WORK REQUEST:
A word-for-word copy of the entries is needed, and it should contain no images.
..............................
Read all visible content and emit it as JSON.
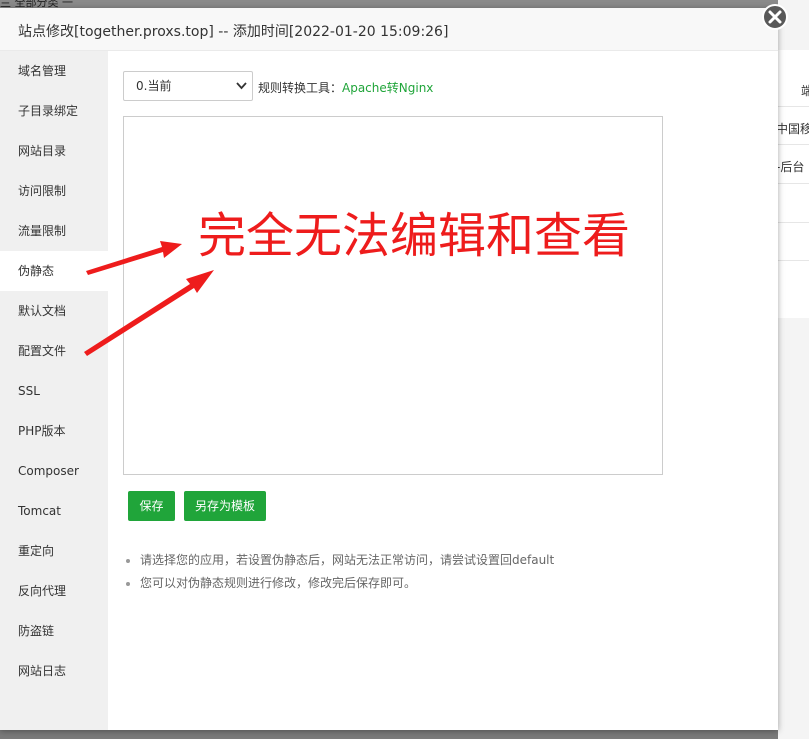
{
  "background": {
    "top_text": "兰  全部分类  一",
    "row_texts": [
      "端",
      "中国移",
      "-后台"
    ]
  },
  "dialog": {
    "title": "站点修改[together.proxs.top] -- 添加时间[2022-01-20 15:09:26]",
    "close_icon": "close-icon"
  },
  "sidebar": {
    "items": [
      {
        "label": "域名管理"
      },
      {
        "label": "子目录绑定"
      },
      {
        "label": "网站目录"
      },
      {
        "label": "访问限制"
      },
      {
        "label": "流量限制"
      },
      {
        "label": "伪静态",
        "active": true
      },
      {
        "label": "默认文档"
      },
      {
        "label": "配置文件"
      },
      {
        "label": "SSL"
      },
      {
        "label": "PHP版本"
      },
      {
        "label": "Composer"
      },
      {
        "label": "Tomcat"
      },
      {
        "label": "重定向"
      },
      {
        "label": "反向代理"
      },
      {
        "label": "防盗链"
      },
      {
        "label": "网站日志"
      }
    ]
  },
  "rewrite": {
    "select_value": "0.当前",
    "tool_label": "规则转换工具：",
    "tool_link": "Apache转Nginx",
    "editor_value": "",
    "save_label": "保存",
    "save_template_label": "另存为模板",
    "tips": [
      "请选择您的应用，若设置伪静态后，网站无法正常访问，请尝试设置回default",
      "您可以对伪静态规则进行修改，修改完后保存即可。"
    ]
  },
  "annotation": {
    "text": "完全无法编辑和查看"
  },
  "colors": {
    "accent": "#20a53a",
    "annotation": "#ee1c1c"
  }
}
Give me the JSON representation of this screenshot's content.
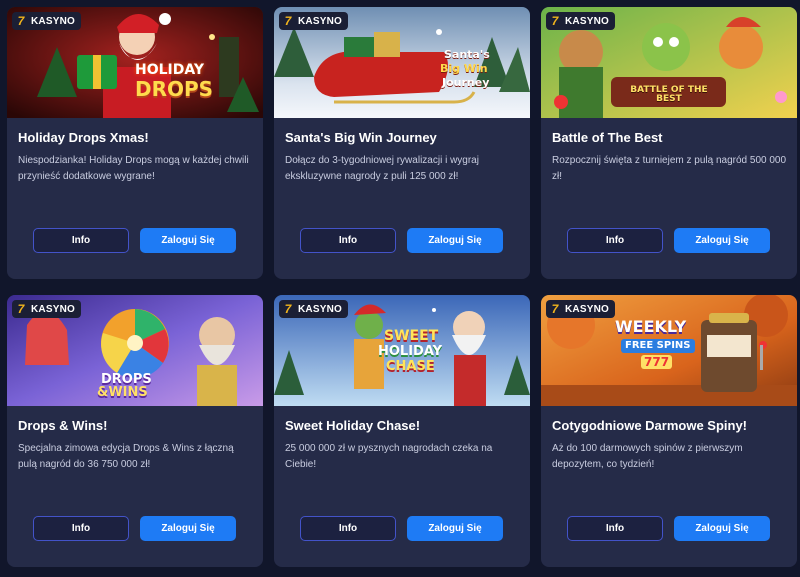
{
  "badge": {
    "icon": "seven-logo-icon",
    "label": "KASYNO"
  },
  "buttons": {
    "info": "Info",
    "login": "Zaloguj Się"
  },
  "colors": {
    "page_bg": "#11162b",
    "card_bg": "#252b48",
    "accent": "#1e7bf5",
    "info_border": "#4353c9"
  },
  "cards": [
    {
      "banner_text": [
        "HOLIDAY",
        "DROPS"
      ],
      "title": "Holiday Drops Xmas!",
      "description": "Niespodzianka! Holiday Drops mogą w każdej chwili przynieść dodatkowe wygrane!"
    },
    {
      "banner_text": [
        "Santa's",
        "Big Win",
        "Journey"
      ],
      "title": "Santa's Big Win Journey",
      "description": "Dołącz do 3-tygodniowej rywalizacji i wygraj ekskluzywne nagrody z puli 125 000 zł!"
    },
    {
      "banner_text": [
        "BATTLE OF THE BEST"
      ],
      "title": "Battle of The Best",
      "description": "Rozpocznij święta z turniejem z pulą nagród 500 000 zł!"
    },
    {
      "banner_text": [
        "DROPS",
        "&WINS"
      ],
      "title": "Drops & Wins!",
      "description": "Specjalna zimowa edycja Drops & Wins z łączną pulą nagród do 36 750 000 zł!"
    },
    {
      "banner_text": [
        "SWEET",
        "HOLIDAY",
        "CHASE"
      ],
      "title": "Sweet Holiday Chase!",
      "description": "25 000 000 zł w pysznych nagrodach czeka na Ciebie!"
    },
    {
      "banner_text": [
        "WEEKLY",
        "FREE SPINS",
        "777"
      ],
      "title": "Cotygodniowe Darmowe Spiny!",
      "description": "Aż do 100 darmowych spinów z pierwszym depozytem, co tydzień!"
    }
  ]
}
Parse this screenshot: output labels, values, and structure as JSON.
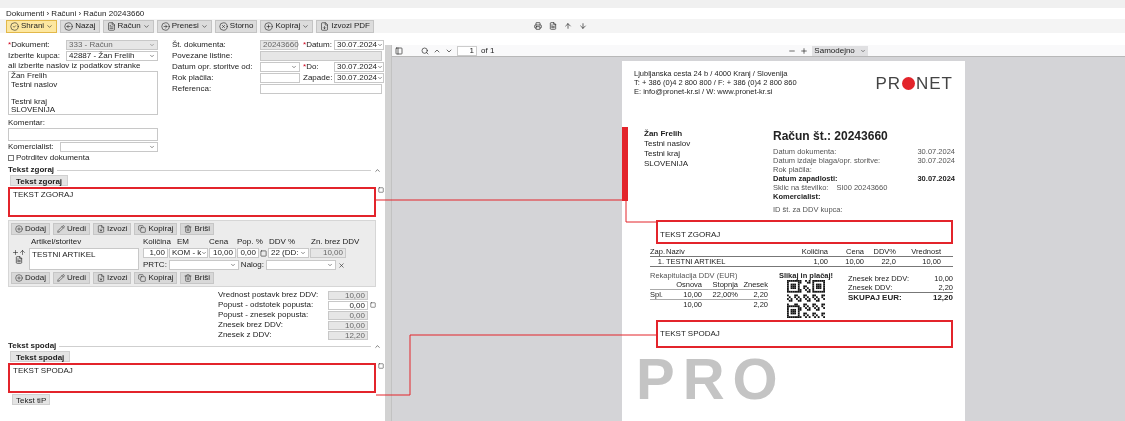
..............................
ANSWER SECTION:
Read all visible content and emit it as JSON.
{
  "background": {
    "top_text": "兰  全部分类  一",
    "row_texts": [
      "端",
      "中国移",
      "-后台"
    ]
  },
  "dialog": {
    "title": "站点修改[together.proxs.top] -- 添加时间[2022-01-20 15:09:26]",
    "close_icon": "close-icon"
  },
  "sidebar": {
    "items": [
      {
        "label": "域名管理"
      },
      {
        "label": "子目录绑定"
      },
      {
        "label": "网站目录"
      },
      {
        "label": "访问限制"
      },
      {
        "label": "流量限制"
      },
      {
        "label": "伪静态",
        "active": true
      },
      {
        "label": "默认文档"
      },
      {
        "label": "配置文件"
      },
      {
        "label": "SSL"
      },
      {
        "label": "PHP版本"
      },
      {
        "label": "Composer"
      },
      {
        "label": "Tomcat"
      },
      {
        "label": "重定向"
      },
      {
        "label": "反向代理"
      },
      {
        "label": "防盗链"
      },
      {
        "label": "网站日志"
      }
    ]
  },
  "rewrite": {
    "select_value": "0.当前",
    "tool_label": "规则转换工具：",
    "tool_link": "Apache转Nginx",
    "editor_value": "",
    "save_label": "保存",
    "save_template_label": "另存为模板",
    "tips": [
      "请选择您的应用，若设置伪静态后，网站无法正常访问，请尝试设置回default",
      "您可以对伪静态规则进行修改，修改完后保存即可。"
    ]
  },
  "annotation": {
    "text": "完全无法编辑和查看"
  },
  "colors": {
    "accent": "#20a53a",
    "annotation": "#ee1c1c"
  }
}
Give me the JSON representation of this screenshot's content.
{
  "badge": {
    "icon": "seven-logo-icon",
    "label": "KASYNO"
  },
  "buttons": {
    "info": "Info",
    "login": "Zaloguj Się"
  },
  "colors": {
    "page_bg": "#11162b",
    "card_bg": "#252b48",
    "accent": "#1e7bf5",
    "info_border": "#4353c9"
  },
  "cards": [
    {
      "banner_text": [
        "HOLIDAY",
        "DROPS"
      ],
      "title": "Holiday Drops Xmas!",
      "description": "Niespodzianka! Holiday Drops mogą w każdej chwili przynieść dodatkowe wygrane!"
    },
    {
      "banner_text": [
        "Santa's",
        "Big Win",
        "Journey"
      ],
      "title": "Santa's Big Win Journey",
      "description": "Dołącz do 3-tygodniowej rywalizacji i wygraj ekskluzywne nagrody z puli 125 000 zł!"
    },
    {
      "banner_text": [
        "BATTLE OF THE BEST"
      ],
      "title": "Battle of The Best",
      "description": "Rozpocznij święta z turniejem z pulą nagród 500 000 zł!"
    },
    {
      "banner_text": [
        "DROPS",
        "&WINS"
      ],
      "title": "Drops & Wins!",
      "description": "Specjalna zimowa edycja Drops & Wins z łączną pulą nagród do 36 750 000 zł!"
    },
    {
      "banner_text": [
        "SWEET",
        "HOLIDAY",
        "CHASE"
      ],
      "title": "Sweet Holiday Chase!",
      "description": "25 000 000 zł w pysznych nagrodach czeka na Ciebie!"
    },
    {
      "banner_text": [
        "WEEKLY",
        "FREE SPINS",
        "777"
      ],
      "title": "Cotygodniowe Darmowe Spiny!",
      "description": "Aż do 100 darmowych spinów z pierwszym depozytem, co tydzień!"
    }
  ]
}
Parse this screenshot: output labels, values, and structure as JSON.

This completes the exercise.